Can the EU continue to balance its relationships with China and the US in the context of increased rivalry between the superpowers?
In recent years, the EU’s approach to China has mainly focused on economic factors and the interests of a few member states. However, internal and external political tensions – as well as China’s emergence as an economic competitor – have prompted the EU to reassess its approach to the country.
The US–China rivalry is further complicating the EU’s relationships with both countries. While the Biden administration has signalled it is keen to work with allies in ‘dealing’ with China, the EU has demonstrated a limited willingness to do so.
Balancing its relationships with the US and China has proven difficult for the EU, which aims to be a relatively neutral third pillar in the world order. However, this is a risky and largely unsustainable strategy that could result in continued soft triangulation between these two superpowers and provide limited benefits.

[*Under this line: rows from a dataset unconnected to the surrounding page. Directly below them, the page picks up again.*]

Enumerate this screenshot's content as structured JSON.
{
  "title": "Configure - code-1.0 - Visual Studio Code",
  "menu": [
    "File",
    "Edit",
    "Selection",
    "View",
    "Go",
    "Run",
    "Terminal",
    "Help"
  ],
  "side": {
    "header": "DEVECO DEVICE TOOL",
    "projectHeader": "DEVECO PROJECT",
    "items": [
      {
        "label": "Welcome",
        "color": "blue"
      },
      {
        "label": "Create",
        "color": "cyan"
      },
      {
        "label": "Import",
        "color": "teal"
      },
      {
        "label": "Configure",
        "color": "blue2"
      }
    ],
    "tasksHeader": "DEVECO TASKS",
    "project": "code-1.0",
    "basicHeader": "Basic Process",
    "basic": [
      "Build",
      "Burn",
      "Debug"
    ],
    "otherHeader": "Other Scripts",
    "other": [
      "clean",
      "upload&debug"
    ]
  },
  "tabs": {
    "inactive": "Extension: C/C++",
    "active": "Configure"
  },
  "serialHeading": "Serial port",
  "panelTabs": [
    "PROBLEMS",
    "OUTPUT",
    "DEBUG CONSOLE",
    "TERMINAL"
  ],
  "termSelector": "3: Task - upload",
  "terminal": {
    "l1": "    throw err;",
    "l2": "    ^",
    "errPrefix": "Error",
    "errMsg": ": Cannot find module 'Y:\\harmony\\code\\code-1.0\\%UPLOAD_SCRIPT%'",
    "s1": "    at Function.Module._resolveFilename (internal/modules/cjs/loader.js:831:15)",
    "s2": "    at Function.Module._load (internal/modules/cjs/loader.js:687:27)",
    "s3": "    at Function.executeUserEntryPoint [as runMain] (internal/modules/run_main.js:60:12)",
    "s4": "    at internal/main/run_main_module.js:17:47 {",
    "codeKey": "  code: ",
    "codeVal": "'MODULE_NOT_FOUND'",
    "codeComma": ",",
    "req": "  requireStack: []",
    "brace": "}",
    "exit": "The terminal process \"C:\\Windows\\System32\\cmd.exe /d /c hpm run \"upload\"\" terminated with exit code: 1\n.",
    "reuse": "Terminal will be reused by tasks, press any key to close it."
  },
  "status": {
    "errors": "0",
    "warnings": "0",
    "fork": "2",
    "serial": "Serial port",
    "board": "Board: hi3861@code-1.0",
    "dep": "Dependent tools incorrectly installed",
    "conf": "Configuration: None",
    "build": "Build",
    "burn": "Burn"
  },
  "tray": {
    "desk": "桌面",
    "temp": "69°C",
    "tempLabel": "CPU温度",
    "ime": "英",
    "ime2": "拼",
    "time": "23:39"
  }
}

By Pepijn Bergsen, Research Fellow, Europe Programme, Chatham House
Article category: Trade and Investment